Work order:
Each line of the records below that includes "Войти" adds one to the count; state the final count by itself.

── Data supplied

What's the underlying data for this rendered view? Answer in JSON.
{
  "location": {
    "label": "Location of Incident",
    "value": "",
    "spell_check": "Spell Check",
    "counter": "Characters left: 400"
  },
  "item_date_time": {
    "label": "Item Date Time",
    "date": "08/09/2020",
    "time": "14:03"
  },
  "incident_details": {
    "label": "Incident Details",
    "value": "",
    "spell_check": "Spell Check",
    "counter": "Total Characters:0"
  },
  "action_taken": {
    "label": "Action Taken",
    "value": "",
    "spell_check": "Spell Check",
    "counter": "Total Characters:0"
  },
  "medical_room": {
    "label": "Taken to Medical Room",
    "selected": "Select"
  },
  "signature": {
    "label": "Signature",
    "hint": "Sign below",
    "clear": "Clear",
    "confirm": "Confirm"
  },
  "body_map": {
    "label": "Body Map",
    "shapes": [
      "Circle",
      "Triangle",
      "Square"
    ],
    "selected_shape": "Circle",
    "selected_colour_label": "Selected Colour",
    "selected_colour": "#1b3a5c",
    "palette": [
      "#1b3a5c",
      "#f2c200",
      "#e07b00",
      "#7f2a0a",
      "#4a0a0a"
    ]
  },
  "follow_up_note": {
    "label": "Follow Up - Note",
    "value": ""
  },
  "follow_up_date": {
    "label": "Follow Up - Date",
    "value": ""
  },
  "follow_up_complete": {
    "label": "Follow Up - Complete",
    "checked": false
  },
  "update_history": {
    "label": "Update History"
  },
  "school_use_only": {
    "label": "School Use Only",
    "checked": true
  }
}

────
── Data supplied

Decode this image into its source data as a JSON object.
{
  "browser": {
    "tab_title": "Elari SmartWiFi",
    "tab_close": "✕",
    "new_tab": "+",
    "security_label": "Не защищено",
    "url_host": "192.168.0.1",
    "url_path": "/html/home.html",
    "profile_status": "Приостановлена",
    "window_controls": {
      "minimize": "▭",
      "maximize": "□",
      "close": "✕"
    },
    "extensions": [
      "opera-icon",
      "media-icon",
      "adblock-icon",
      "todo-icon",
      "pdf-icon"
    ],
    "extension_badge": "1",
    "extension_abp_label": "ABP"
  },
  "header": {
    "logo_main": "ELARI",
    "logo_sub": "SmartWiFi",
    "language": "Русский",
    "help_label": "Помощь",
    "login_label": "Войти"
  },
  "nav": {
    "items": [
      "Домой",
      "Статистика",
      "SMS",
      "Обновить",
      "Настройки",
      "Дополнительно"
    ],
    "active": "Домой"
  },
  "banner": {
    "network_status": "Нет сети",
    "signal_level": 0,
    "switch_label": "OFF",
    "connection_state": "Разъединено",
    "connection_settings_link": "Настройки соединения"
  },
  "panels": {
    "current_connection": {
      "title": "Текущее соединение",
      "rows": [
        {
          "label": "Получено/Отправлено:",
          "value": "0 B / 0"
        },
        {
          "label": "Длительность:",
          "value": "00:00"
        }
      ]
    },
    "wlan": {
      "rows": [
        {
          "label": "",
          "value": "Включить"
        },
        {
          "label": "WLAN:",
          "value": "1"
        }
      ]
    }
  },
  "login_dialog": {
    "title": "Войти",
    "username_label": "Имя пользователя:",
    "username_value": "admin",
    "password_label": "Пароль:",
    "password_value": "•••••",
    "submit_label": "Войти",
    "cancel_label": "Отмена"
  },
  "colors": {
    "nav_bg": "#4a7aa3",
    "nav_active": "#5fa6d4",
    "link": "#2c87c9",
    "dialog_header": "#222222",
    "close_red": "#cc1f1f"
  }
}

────
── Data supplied

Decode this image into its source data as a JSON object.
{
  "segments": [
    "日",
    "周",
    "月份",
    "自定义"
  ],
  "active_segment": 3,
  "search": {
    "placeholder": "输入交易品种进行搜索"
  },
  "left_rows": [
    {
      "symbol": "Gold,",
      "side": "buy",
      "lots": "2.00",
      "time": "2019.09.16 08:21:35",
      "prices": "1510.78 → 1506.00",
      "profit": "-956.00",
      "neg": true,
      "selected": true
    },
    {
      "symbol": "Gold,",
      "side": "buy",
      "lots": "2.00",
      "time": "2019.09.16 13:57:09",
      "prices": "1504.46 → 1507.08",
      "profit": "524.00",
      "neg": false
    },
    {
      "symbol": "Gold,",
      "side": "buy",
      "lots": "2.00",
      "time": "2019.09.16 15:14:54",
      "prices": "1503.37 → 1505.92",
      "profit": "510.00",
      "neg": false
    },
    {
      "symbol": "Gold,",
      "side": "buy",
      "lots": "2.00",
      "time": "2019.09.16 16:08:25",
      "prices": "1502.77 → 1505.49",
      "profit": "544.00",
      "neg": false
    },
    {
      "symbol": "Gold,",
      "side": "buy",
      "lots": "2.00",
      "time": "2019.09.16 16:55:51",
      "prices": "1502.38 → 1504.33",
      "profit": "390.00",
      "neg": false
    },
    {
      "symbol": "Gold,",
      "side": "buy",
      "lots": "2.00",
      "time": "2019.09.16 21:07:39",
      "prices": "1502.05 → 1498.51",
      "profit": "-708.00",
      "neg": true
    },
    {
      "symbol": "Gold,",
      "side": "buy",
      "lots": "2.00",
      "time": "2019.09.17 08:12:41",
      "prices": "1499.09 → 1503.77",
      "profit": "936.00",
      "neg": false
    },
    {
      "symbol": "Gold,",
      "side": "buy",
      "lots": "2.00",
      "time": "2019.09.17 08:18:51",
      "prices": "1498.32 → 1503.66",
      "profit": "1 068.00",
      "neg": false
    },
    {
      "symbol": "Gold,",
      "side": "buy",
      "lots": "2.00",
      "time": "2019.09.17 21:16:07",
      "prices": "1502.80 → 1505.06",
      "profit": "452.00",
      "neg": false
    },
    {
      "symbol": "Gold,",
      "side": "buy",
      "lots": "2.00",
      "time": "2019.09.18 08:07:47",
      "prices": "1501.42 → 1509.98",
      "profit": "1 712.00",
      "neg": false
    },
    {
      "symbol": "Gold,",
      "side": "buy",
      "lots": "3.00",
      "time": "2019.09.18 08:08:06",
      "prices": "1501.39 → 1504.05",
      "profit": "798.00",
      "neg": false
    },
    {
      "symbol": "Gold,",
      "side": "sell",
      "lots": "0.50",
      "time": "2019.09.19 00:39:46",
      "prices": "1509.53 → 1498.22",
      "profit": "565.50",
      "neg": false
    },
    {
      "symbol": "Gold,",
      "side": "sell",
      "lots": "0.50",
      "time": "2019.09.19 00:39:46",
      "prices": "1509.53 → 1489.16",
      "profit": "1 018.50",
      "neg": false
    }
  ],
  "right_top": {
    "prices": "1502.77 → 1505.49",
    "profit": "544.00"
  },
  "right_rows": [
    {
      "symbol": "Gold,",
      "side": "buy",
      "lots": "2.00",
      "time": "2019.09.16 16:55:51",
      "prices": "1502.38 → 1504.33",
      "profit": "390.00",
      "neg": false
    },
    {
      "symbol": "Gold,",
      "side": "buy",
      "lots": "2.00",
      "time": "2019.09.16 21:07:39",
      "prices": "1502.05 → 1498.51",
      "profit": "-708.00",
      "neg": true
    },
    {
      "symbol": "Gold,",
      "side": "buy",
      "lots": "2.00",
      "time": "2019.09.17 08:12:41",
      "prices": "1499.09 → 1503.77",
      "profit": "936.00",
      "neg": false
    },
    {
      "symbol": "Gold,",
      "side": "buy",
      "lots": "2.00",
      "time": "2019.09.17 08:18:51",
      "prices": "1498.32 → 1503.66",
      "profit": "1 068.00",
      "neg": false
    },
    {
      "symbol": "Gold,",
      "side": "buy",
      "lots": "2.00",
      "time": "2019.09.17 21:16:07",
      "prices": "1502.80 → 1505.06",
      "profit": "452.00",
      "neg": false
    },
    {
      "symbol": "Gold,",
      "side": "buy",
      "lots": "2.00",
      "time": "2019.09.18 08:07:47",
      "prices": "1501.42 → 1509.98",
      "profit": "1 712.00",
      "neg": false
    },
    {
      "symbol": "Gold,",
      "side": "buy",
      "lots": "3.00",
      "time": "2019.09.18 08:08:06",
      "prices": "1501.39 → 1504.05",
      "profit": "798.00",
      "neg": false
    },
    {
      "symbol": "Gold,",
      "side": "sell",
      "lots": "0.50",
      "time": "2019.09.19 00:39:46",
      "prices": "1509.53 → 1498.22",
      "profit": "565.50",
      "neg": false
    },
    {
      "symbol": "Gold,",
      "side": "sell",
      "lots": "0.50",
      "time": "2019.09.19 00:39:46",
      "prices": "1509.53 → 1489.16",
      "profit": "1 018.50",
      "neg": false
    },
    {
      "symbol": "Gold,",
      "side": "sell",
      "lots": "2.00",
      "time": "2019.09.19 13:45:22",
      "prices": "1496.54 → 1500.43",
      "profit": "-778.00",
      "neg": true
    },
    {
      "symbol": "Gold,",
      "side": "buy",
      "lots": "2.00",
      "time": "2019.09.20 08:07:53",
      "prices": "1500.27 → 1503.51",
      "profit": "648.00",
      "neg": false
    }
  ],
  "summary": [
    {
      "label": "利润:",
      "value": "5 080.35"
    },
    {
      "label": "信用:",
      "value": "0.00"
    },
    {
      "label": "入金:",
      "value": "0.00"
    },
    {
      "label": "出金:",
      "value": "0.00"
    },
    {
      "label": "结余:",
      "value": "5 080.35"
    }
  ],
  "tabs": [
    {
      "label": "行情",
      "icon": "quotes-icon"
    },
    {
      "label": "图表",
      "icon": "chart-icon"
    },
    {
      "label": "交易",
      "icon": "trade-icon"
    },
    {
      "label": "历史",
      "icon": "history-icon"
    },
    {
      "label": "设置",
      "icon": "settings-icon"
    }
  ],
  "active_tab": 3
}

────

Solution:
3